A British Army mental health nurse is helping people suffering from the hidden wounds of the earthquake that struck Turkey, while looking after the medics caring for patients.
Working through an interpreter, Captain Richard is assessing and treating people struggling with their emotions and mood because of their experiences during and since the devastating earthquake hit.
“People here have lost everything – the house that they lived in is rubble, family members and friends may have been killed or seriously injured, and the infrastructure of everyday life is gone,” he said. “People have feelings of loss, grief, and fear that there might be further earthquakes, which causes stress and anxiety.
“To have mental health difficulties in these situations is perfectly natural and I’m trying to make people aware that it is normal, come up with a basic diagnosis of their issues, and deliver very early interventions to help.
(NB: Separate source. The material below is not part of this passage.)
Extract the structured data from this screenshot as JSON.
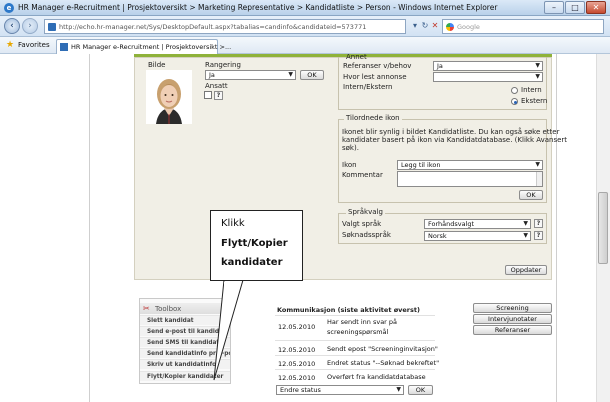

What’s most important is that I’m tied in with the local health service, so that people I see will continue to be supported.”
To have mental health difficulties in these situations is perfectly natural and I’m trying to make people aware that it is normal, come up with a basic diagnosis of their issues, and deliver very early interventions to help. Captain Richard
Captain Richard works at the Department for Community Mental Health at Colchester’s Merville Barracks, providing assessment and treatment for personnel from all three services with mental health needs.
“For the troops who’ve deployed to Turkey it’s been high tempo and very busy, so there’s the potential for stress and burnout,” he said. “There’s also the risk of secondary trauma when you’re dealing with casualties and hearing the horrible experiences that people have had, and you can start to take on those thoughts, feelings, and fears.
“My job is to support the soldiers and ensure that they’re in the right place to do their job. I’ve been doing awareness lessons, but also just getting around and talking to people, so that they know I’m available to help if needed.”
Troops returning from overseas operations receive a package of Post Operational Stress Management (POSM) to provide support as they return to normal duties.
16 Medical Regiment, supported by the RAF’s Tactical Medical Wing, has set up alongside Turkish and UK emergency medical teams at the site of a community hospital unable to open due to earthquake damage.
Staffed by more than 70 military clinicians, it provides a surgical capability with two intensive care beds, an emergency department, low dependency ward, and two GP-led primary healthcare teams.
The UK’s response to the earthquake is led by the FCDO, with the military contribution commanded by Joint Force Headquarters. A specialist team held at high readiness to provide expertise in operational delivery, logistics and communications arrived in Turkey three days after the earthquake to work with the British Embassy in Ankara.
Humanitarian aid, including tents and thousands of thermal blankets, has been delivered by the RAF. A Critical Care Air Support Team able to move critically ill patients by air has deployed in a C130 Hercules.